So far, it seems to me that the match case does not use lazy optimization at all and always checks all values. Perhaps of course this is not always the case.

Nevertheless, this cannot be left without optimization, because the use of ifs where the matching pattern could be is not preferable.
Does anyone have any ideas?

I managed to get it to do it lazily. All it took was to add a couple of branches. To be fair, what the compiler generated works well this time.

def match_case_ors(key='alt'):  # I decided to transfer it to local variables, it did not give a visible effect.
    match key:
        case ('ctrl' | 'lctrl' | 'rctrl'):
            result = 'control'
        case ('alt' | 'lalt' | 'ralt'):
            result = 'alt'
        case _:
            result = 'default'
    return result

If we rewrite this in ifs:

def if_contains(key='ctrll'):
    # if key in {'ctrl', 'lctrl', 'rctrl'}:
    if key == 'ctrl' or key == 'lctrl' or key == 'rctrl':
        result = 'control'
    # elif key in {'alt', 'lalt', 'ralt'}:
    elif key == 'alt' or key == 'lalt' or key == 'ralt':
        result = 'alt'
        result = 'default'
    return result

It will be the fastest by 5-10%, this is not such a big difference at all to optimize something in a match case with this.

 # if_contains
 18           2 LOAD_FAST                0 (key)
              4 LOAD_CONST               1 ('ctrl')
              6 COMPARE_OP               2 (==)
             12 POP_JUMP_IF_TRUE        12 (to 38)
             14 LOAD_FAST                0 (key)
 19     >>   38 LOAD_CONST               4 ('control')
             40 STORE_FAST               1 (result)

 25          42 LOAD_FAST                1 (result)
             44 RETURN_VALUE

At the same time, the order of jumps in the match case is slightly different.

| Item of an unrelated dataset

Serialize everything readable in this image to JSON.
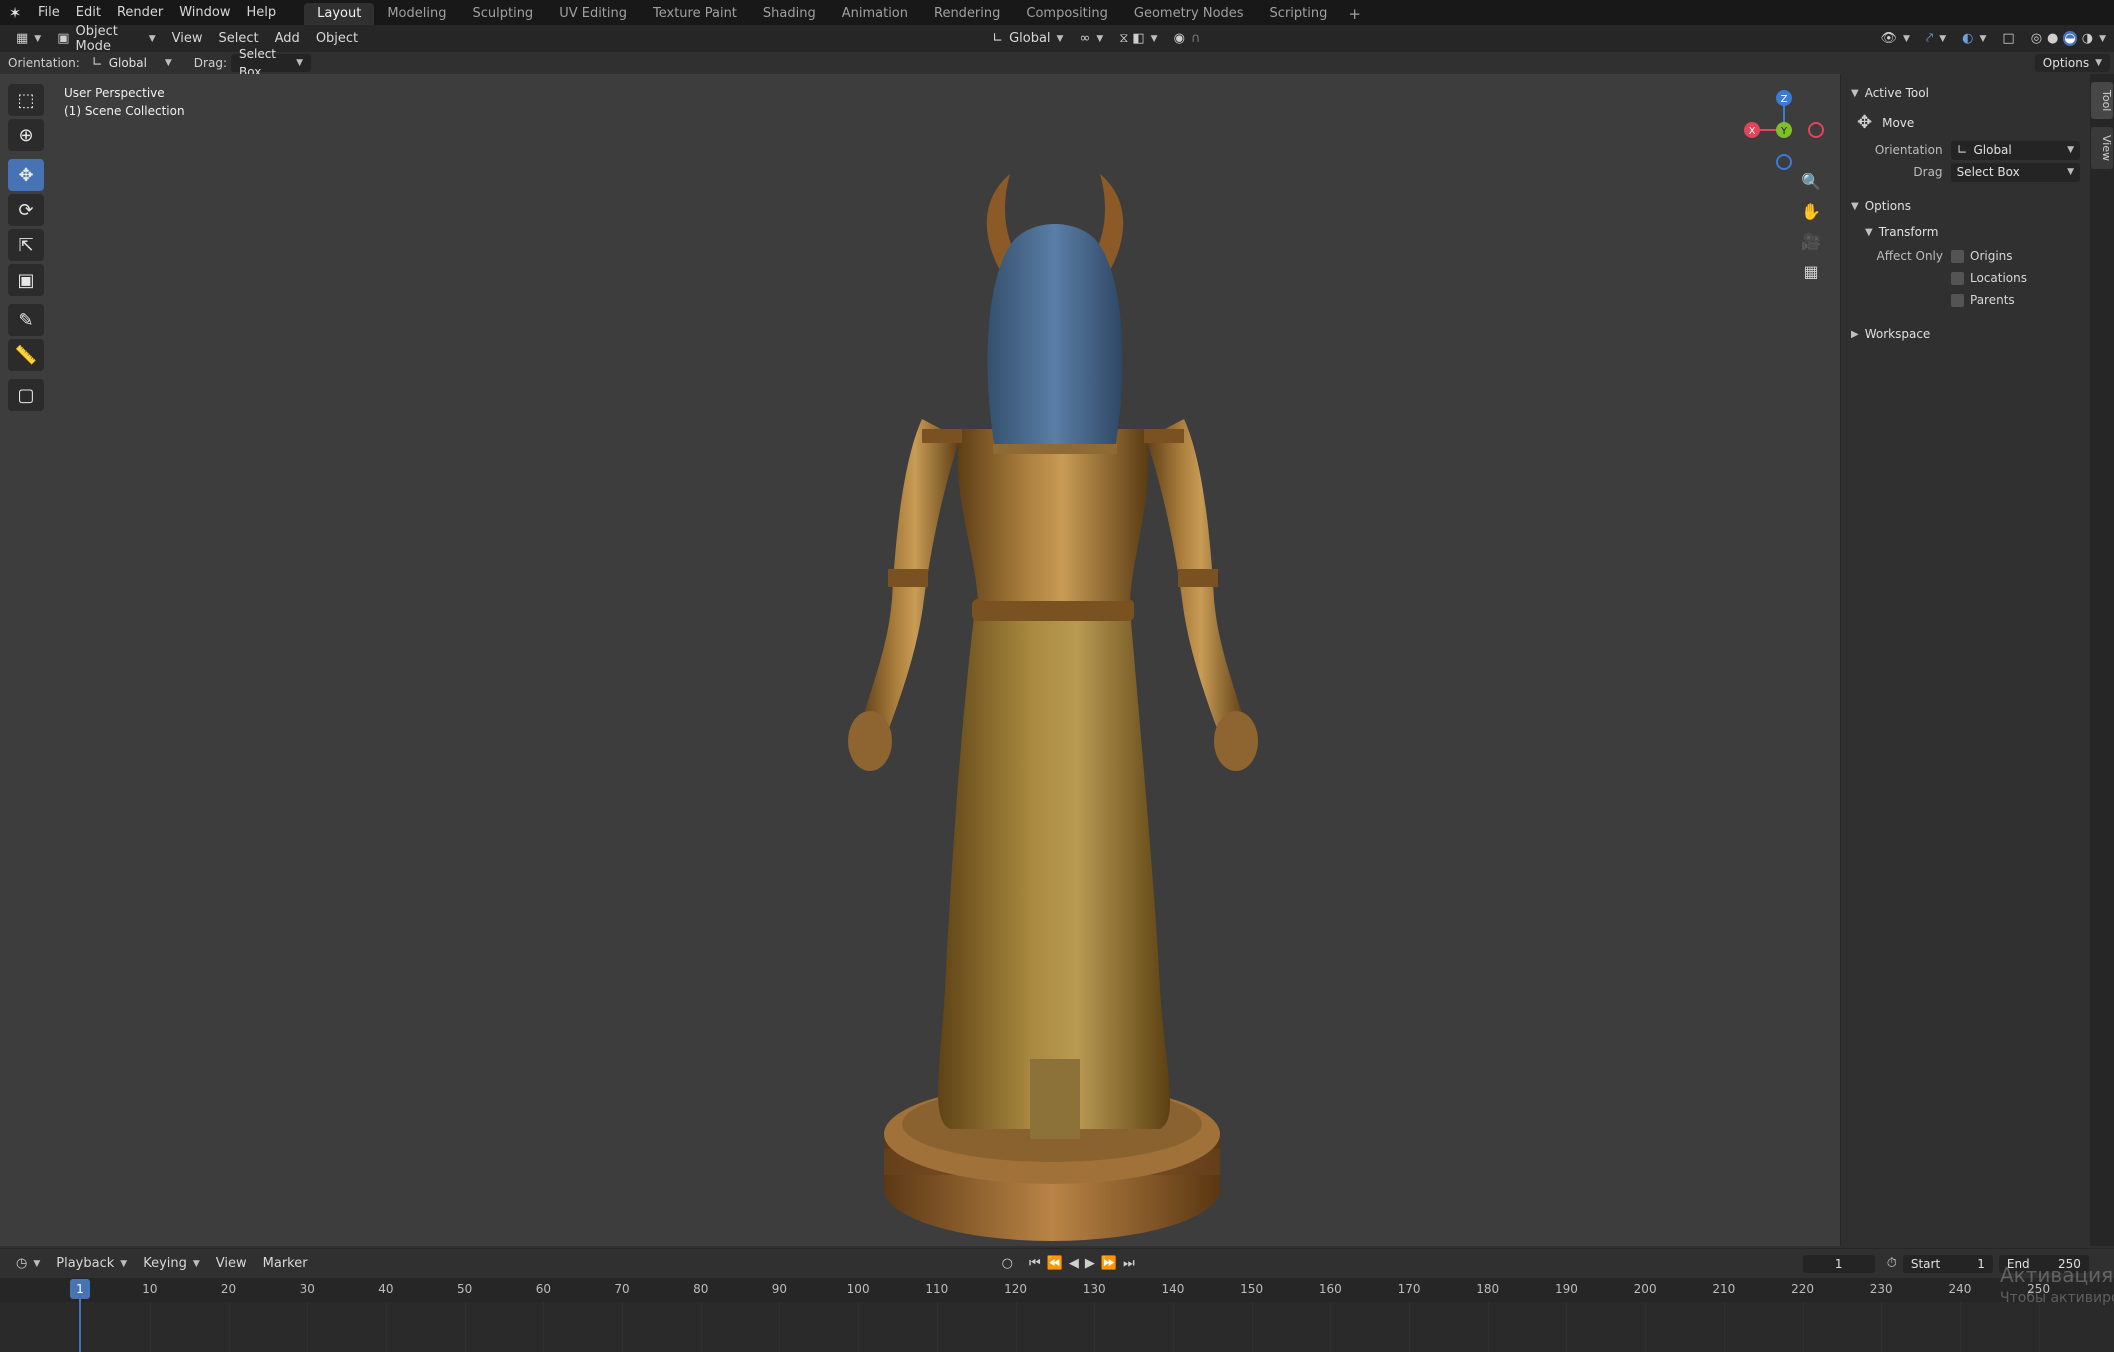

              6 COPY                     1
              8 LOAD_CONST               1 ('ctrl')
             10 COMPARE_OP               2 (==)
             16 POP_JUMP_IF_FALSE        1 (to 20)
             18 JUMP_FORWARD            16 (to 52)
        >>   20 COPY                     1

As you can see, the match does POP_JUMP_IF_FALSE, and if true then JUMP_FORWARD.
That is, it ends up jumping anyway, whereas if does one jump if true (instead of JUMP_FORWARD).

this gives it a slight difference in speed, as I said, this behavior is quite acceptable, but as you can see it is still not ideal. If someone finds time to fix it, then it’s good, if not, then it’s okay.